Exercise data:

***

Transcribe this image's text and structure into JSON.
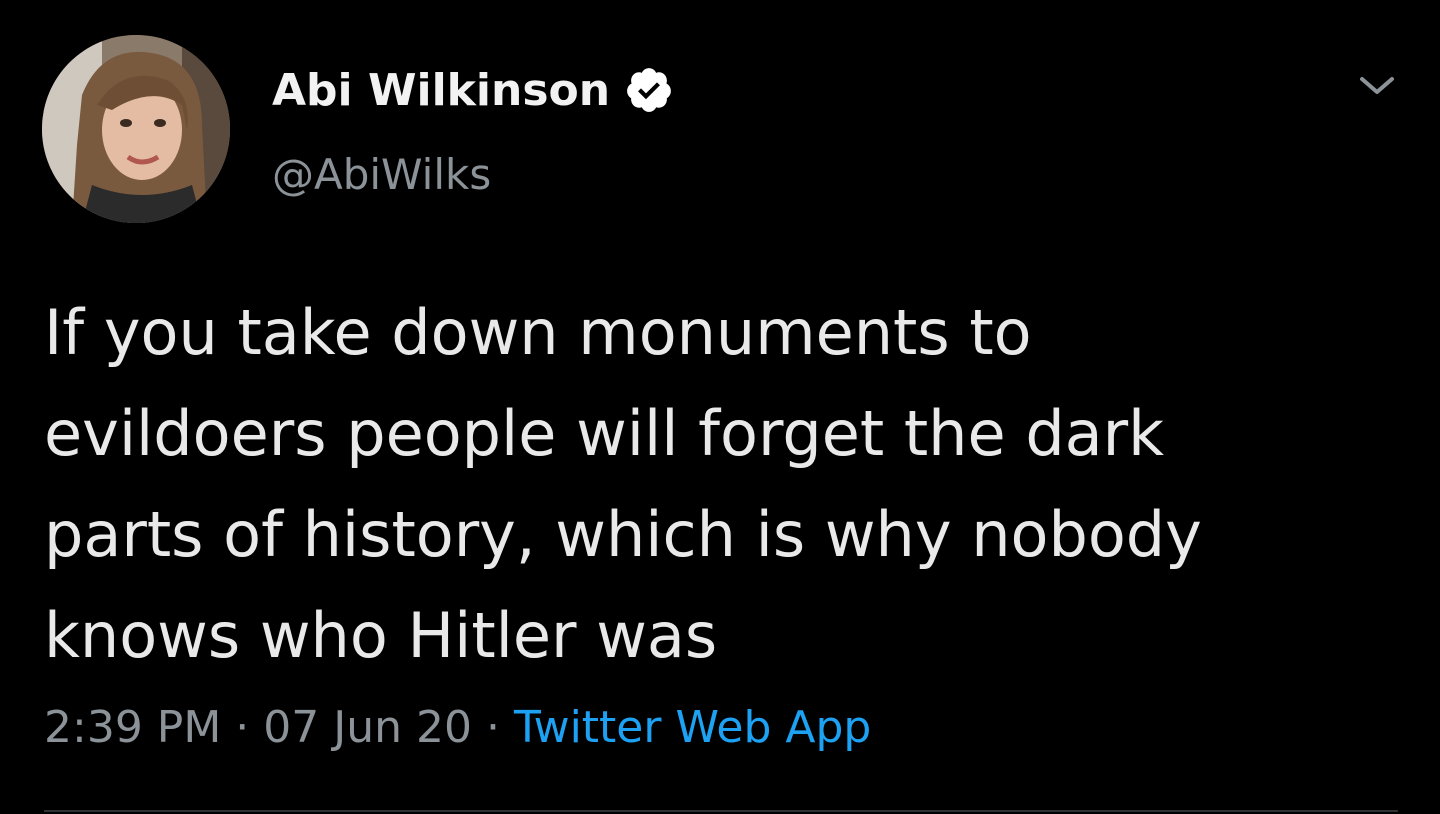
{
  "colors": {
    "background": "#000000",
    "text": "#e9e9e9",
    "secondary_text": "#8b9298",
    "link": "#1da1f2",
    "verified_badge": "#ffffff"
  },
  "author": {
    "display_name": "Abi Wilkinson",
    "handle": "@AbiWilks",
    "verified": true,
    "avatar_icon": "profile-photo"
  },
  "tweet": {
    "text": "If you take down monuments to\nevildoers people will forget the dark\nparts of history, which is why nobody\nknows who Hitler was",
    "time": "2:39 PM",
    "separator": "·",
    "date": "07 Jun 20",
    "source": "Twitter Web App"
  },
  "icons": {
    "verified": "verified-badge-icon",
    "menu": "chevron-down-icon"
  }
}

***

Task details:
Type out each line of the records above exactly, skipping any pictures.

Written response:
Transcribe this image's text and structure into JSON.
{
  "colors": {
    "background": "#000000",
    "text": "#e9e9e9",
    "secondary_text": "#8b9298",
    "link": "#1da1f2",
    "verified_badge": "#ffffff"
  },
  "author": {
    "display_name": "Abi Wilkinson",
    "handle": "@AbiWilks",
    "verified": true,
    "avatar_icon": "profile-photo"
  },
  "tweet": {
    "text": "If you take down monuments to\nevildoers people will forget the dark\nparts of history, which is why nobody\nknows who Hitler was",
    "time": "2:39 PM",
    "separator": "·",
    "date": "07 Jun 20",
    "source": "Twitter Web App"
  },
  "icons": {
    "verified": "verified-badge-icon",
    "menu": "chevron-down-icon"
  }
}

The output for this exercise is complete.